BEIJING (Reuters) - China imported no iron ore, lead or coal from North Korea in October as new sanctions against the isolated nation came into force, while the world’s second-largest economy did not export any diesel, gasoline or corn to the country, data showed on Friday.
The data represents the first whole month since the latest United Nations penalties came into force on Sept. 5, banning Pyongyang from selling coal, iron ore, lead, lead ore and seafood abroad.
It follows numbers on Thursday showing China’s total trade with North Korea fell to its lowest since February as imports sank to their lowest in years due in large part to the U.N. curbs.
The two sets of data highlight the impact of those sanctions as well as the scale of the drop in business between the two countries amid growing pressure from the United States to do more to rein in North Korea’s missile and nuclear programs.
Friday’s numbers from the General Administration of Customs will underscore Beijing’s repeated stance that it is rigorously enforcing U.N. resolutions that are aimed at slashing the North Korea’s $3 billion annual export revenue by one-third.
Trade has steadily slowed this year, particularly since China banned purchases of coal, the North Korea’s biggest export, in February, and China National Petroleum Corp (CNPC) [CNPET.UL] suspended diesel and gasoline sales to North Korea in June over concerns it will not get paid.
Last year, China, one of Pyongyang’s chief trading partners, bought 22.5 million tonnes of coal from North Korea worth almost $2 billion.
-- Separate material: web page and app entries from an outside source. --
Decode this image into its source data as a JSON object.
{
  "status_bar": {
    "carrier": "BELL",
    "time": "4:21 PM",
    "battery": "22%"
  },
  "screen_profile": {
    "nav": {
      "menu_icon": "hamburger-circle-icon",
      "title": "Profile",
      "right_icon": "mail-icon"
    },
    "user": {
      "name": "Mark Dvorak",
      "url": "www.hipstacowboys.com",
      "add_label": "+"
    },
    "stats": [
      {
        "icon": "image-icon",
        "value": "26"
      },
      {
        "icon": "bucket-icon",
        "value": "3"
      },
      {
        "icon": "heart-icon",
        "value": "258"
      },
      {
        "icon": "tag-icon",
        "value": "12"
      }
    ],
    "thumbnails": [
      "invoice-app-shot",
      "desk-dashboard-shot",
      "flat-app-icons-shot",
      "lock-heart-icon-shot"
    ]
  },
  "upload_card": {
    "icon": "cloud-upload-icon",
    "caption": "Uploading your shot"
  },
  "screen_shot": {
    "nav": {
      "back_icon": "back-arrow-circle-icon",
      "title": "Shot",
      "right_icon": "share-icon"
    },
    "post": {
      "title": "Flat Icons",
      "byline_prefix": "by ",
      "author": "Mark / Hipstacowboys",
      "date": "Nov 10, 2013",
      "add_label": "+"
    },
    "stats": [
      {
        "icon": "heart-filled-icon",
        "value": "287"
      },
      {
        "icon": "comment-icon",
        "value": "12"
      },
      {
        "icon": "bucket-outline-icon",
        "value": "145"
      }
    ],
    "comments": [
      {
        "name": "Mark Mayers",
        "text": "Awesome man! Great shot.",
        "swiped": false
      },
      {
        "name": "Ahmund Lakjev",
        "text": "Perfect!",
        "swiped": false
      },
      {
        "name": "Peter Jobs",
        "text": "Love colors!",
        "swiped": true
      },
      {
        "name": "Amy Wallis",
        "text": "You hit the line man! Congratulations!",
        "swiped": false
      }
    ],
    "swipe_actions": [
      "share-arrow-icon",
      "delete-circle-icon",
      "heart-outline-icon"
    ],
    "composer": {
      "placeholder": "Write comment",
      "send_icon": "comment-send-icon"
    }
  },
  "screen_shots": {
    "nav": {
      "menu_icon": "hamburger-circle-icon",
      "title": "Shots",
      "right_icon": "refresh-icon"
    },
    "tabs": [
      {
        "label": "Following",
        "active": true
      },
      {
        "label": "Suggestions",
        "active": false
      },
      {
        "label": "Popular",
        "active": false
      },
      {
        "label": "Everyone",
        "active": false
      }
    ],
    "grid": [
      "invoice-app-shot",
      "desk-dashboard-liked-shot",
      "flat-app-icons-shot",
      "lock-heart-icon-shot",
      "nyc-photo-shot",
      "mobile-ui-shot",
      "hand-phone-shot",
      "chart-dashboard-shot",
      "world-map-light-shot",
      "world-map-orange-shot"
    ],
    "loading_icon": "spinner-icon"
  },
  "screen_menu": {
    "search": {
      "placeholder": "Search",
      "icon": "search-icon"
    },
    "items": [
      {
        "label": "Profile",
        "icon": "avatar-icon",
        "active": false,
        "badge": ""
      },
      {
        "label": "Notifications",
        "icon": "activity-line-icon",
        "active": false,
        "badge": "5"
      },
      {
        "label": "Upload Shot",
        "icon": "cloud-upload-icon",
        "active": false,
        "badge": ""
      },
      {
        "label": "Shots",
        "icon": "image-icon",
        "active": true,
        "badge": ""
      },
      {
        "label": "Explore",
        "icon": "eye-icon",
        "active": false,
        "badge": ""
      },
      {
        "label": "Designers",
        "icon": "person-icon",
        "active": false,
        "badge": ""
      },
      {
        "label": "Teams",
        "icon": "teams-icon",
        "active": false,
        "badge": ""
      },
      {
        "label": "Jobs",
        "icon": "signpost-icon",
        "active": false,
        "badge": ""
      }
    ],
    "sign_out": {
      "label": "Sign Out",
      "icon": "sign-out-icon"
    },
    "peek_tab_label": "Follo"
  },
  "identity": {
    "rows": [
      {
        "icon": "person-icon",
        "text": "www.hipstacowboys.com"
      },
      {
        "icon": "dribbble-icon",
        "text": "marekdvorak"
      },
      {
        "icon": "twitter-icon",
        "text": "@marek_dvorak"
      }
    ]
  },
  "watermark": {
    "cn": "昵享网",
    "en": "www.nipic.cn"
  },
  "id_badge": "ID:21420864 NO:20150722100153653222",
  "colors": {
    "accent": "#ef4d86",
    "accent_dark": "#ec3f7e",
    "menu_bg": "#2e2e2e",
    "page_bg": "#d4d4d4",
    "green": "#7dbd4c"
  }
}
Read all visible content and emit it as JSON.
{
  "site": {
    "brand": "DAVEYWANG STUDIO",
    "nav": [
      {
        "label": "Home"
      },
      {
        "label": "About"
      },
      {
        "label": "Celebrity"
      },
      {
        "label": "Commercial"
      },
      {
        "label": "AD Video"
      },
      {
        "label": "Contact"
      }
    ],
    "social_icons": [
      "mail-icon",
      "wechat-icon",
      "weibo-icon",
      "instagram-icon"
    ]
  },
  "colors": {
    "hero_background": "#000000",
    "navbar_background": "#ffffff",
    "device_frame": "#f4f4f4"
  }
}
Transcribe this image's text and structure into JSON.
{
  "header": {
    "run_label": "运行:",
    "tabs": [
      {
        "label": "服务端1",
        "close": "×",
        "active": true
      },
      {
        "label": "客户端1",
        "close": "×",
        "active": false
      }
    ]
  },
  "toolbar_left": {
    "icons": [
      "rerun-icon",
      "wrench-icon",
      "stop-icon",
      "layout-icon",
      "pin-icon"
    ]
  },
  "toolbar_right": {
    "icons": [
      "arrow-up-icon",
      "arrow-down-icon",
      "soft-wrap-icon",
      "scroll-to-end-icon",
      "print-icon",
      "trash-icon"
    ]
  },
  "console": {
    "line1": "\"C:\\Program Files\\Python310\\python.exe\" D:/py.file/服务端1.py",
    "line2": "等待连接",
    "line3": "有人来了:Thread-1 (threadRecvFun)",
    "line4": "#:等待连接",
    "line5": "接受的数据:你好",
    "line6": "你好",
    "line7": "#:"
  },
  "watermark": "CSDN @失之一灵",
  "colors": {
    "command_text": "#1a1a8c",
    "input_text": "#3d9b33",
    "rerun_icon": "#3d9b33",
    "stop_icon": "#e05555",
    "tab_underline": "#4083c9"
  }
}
It supplied $120 million worth of fuel used for farming and transportation and by the military.
There have only been a handful of months when China has not sent any gasoline or diesel to North Korea in recent years, Reuters records show.
A source familiar with China’s North Korean oil supplies said the disappearance of fuel would become “normal” as the sales suspension bites.
“I expect to see more zeros in the coming months,” he said.
Over the past two years, there have been months when Chinese corn exports to North Korea have dropped to zero, although before that China was supplying hundreds or thousands of tonnes of the grain.
Reporting by Josephine Mason; additional reporting by Chen Aizhu; Editing by Richard Pullin and Christian Schmollinger